VA applauds the efforts of DoD to prevent health problems among deployed troops and to provide immediate care for combat casualties. DoD has made substantial progress in lowering morbidity and mortality rates on the battlefield. Nevertheless, we have to focus greater attention on the long-term health problems of veterans that occur after every war. The trauma of warfare has lasting effects. The physical and psychological wounds of war heal slowly, and toxic exposures on the battlefield may have enduring health consequences long after the actual war has ended.
The key to addressing the long-term needs of veterans is improved medical record-keeping and environmental surveillance. VA therefore is actively engaged with DoD in obtaining as much deployment health and exposure information as possible, including data on troop locations and data collected as part of pre- and post-deployment health screening.
A veteran separating from military service and seeking assistance today from VA will receive improved health care and disability assistance. VA has successfully developed new programs and adapted many existing programs for the benefit of combat veterans. VA also has significant experience with the special provisions in law authorizing disability compensation for war veterans with unexplained symptoms. In collaboration with other federal agencies, VA has initiated new programs for developing and coordinating federal research on veterans' health questions. The Department of Veterans Affairs is committed to helping ensure the health of service members both during deployment and after they leave military service.
Mr. Chairman, this concludes my statement.
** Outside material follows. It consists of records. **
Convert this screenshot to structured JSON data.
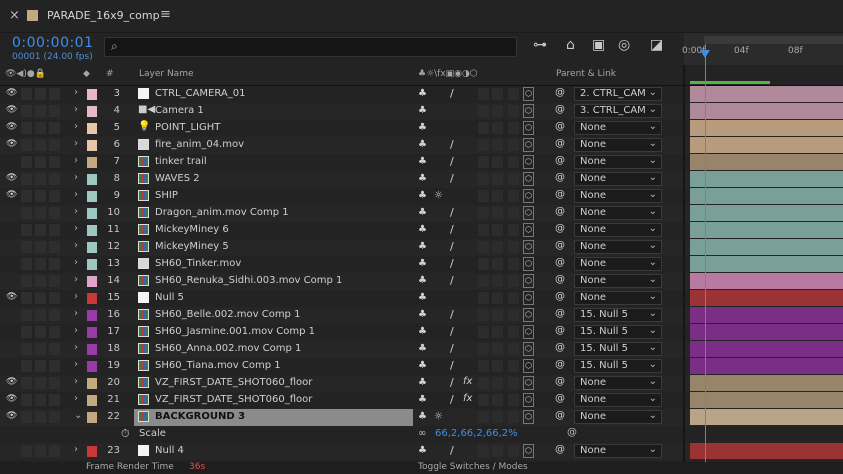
{
  "tab": {
    "title": "PARADE_16x9_comp",
    "close": "×",
    "menu": "≡",
    "swatch_color": "#c4a880"
  },
  "time": {
    "timecode": "0:00:00:01",
    "fps_text": "00001 (24.00 fps)",
    "search_placeholder": ""
  },
  "ruler": {
    "labels": [
      "0:00f",
      "04f",
      "08f"
    ]
  },
  "headers": {
    "layer_name": "Layer Name",
    "parent_link": "Parent & Link",
    "hash": "#"
  },
  "layers": [
    {
      "num": "3",
      "name": "CTRL_CAMERA_01",
      "label_color": "#e6b8c8",
      "type": "solid",
      "eye": true,
      "parent": "2. CTRL_CAM",
      "timeline_color": "#b08a9a",
      "slash": true,
      "fx": false,
      "q2": false
    },
    {
      "num": "4",
      "name": "Camera 1",
      "label_color": "#e6b8c8",
      "type": "camera",
      "eye": true,
      "parent": "3. CTRL_CAM",
      "timeline_color": "#b08a9a",
      "slash": false,
      "fx": false,
      "q2": false
    },
    {
      "num": "5",
      "name": "POINT_LIGHT",
      "label_color": "#e8c6a8",
      "type": "light",
      "eye": true,
      "parent": "None",
      "timeline_color": "#b89a7c",
      "slash": false,
      "fx": false,
      "q2": false
    },
    {
      "num": "6",
      "name": "fire_anim_04.mov",
      "label_color": "#e8c6a8",
      "type": "footage",
      "eye": true,
      "parent": "None",
      "timeline_color": "#b89a7c",
      "slash": true,
      "fx": false,
      "q2": false
    },
    {
      "num": "7",
      "name": "tinker trail",
      "label_color": "#c4a880",
      "type": "comp",
      "eye": false,
      "parent": "None",
      "timeline_color": "#98846a",
      "slash": true,
      "fx": false,
      "q2": false
    },
    {
      "num": "8",
      "name": "WAVES 2",
      "label_color": "#9cc8c0",
      "type": "comp",
      "eye": true,
      "parent": "None",
      "timeline_color": "#7a9e98",
      "slash": true,
      "fx": false,
      "q2": false
    },
    {
      "num": "9",
      "name": "SHIP",
      "label_color": "#9cc8c0",
      "type": "comp",
      "eye": true,
      "parent": "None",
      "timeline_color": "#7a9e98",
      "slash": false,
      "fx": false,
      "q2": true
    },
    {
      "num": "10",
      "name": "Dragon_anim.mov Comp 1",
      "label_color": "#9cc8c0",
      "type": "comp",
      "eye": false,
      "parent": "None",
      "timeline_color": "#7a9e98",
      "slash": true,
      "fx": false,
      "q2": false
    },
    {
      "num": "11",
      "name": "MickeyMiney 6",
      "label_color": "#9cc8c0",
      "type": "comp",
      "eye": false,
      "parent": "None",
      "timeline_color": "#7a9e98",
      "slash": true,
      "fx": false,
      "q2": false
    },
    {
      "num": "12",
      "name": "MickeyMiney 5",
      "label_color": "#9cc8c0",
      "type": "comp",
      "eye": false,
      "parent": "None",
      "timeline_color": "#7a9e98",
      "slash": true,
      "fx": false,
      "q2": false
    },
    {
      "num": "13",
      "name": "SH60_Tinker.mov",
      "label_color": "#9cc8c0",
      "type": "footage",
      "eye": false,
      "parent": "None",
      "timeline_color": "#7a9e98",
      "slash": true,
      "fx": false,
      "q2": false
    },
    {
      "num": "14",
      "name": "SH60_Renuka_Sidhi.003.mov Comp 1",
      "label_color": "#e2a4c8",
      "type": "comp",
      "eye": false,
      "parent": "None",
      "timeline_color": "#b87aa0",
      "slash": true,
      "fx": false,
      "q2": false
    },
    {
      "num": "15",
      "name": "Null 5",
      "label_color": "#c83838",
      "type": "solid",
      "eye": true,
      "parent": "None",
      "timeline_color": "#9a3434",
      "slash": false,
      "fx": false,
      "q2": false
    },
    {
      "num": "16",
      "name": "SH60_Belle.002.mov Comp 1",
      "label_color": "#9a3aa8",
      "type": "comp",
      "eye": false,
      "parent": "15. Null 5",
      "timeline_color": "#7a2e86",
      "slash": true,
      "fx": false,
      "q2": false
    },
    {
      "num": "17",
      "name": "SH60_Jasmine.001.mov Comp 1",
      "label_color": "#9a3aa8",
      "type": "comp",
      "eye": false,
      "parent": "15. Null 5",
      "timeline_color": "#7a2e86",
      "slash": true,
      "fx": false,
      "q2": false
    },
    {
      "num": "18",
      "name": "SH60_Anna.002.mov Comp 1",
      "label_color": "#9a3aa8",
      "type": "comp",
      "eye": false,
      "parent": "15. Null 5",
      "timeline_color": "#7a2e86",
      "slash": true,
      "fx": false,
      "q2": false
    },
    {
      "num": "19",
      "name": "SH60_Tiana.mov Comp 1",
      "label_color": "#9a3aa8",
      "type": "comp",
      "eye": false,
      "parent": "15. Null 5",
      "timeline_color": "#7a2e86",
      "slash": true,
      "fx": false,
      "q2": false
    },
    {
      "num": "20",
      "name": "VZ_FIRST_DATE_SHOT060_floor",
      "label_color": "#c4a880",
      "type": "comp",
      "eye": true,
      "parent": "None",
      "timeline_color": "#98846a",
      "slash": true,
      "fx": true,
      "q2": false
    },
    {
      "num": "21",
      "name": "VZ_FIRST_DATE_SHOT060_floor",
      "label_color": "#c4a880",
      "type": "comp",
      "eye": true,
      "parent": "None",
      "timeline_color": "#98846a",
      "slash": true,
      "fx": true,
      "q2": false
    },
    {
      "num": "22",
      "name": "BACKGROUND 3",
      "label_color": "#c4a880",
      "type": "comp",
      "eye": true,
      "parent": "None",
      "timeline_color": "#b8a486",
      "slash": false,
      "fx": false,
      "q2": true,
      "selected": true,
      "expanded": true
    }
  ],
  "scale_property": {
    "name": "Scale",
    "value": "66,2,66,2,66,2%"
  },
  "last_layer": {
    "num": "23",
    "name": "Null 4",
    "label_color": "#c83838",
    "parent": "None",
    "timeline_color": "#9a3434"
  },
  "bottom": {
    "label": "Frame Render Time",
    "value": "36s",
    "toggle": "Toggle Switches / Modes"
  }
}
Dr. Hyams and I will be happy to respond to any questions that you or other members of the subcommittee might have.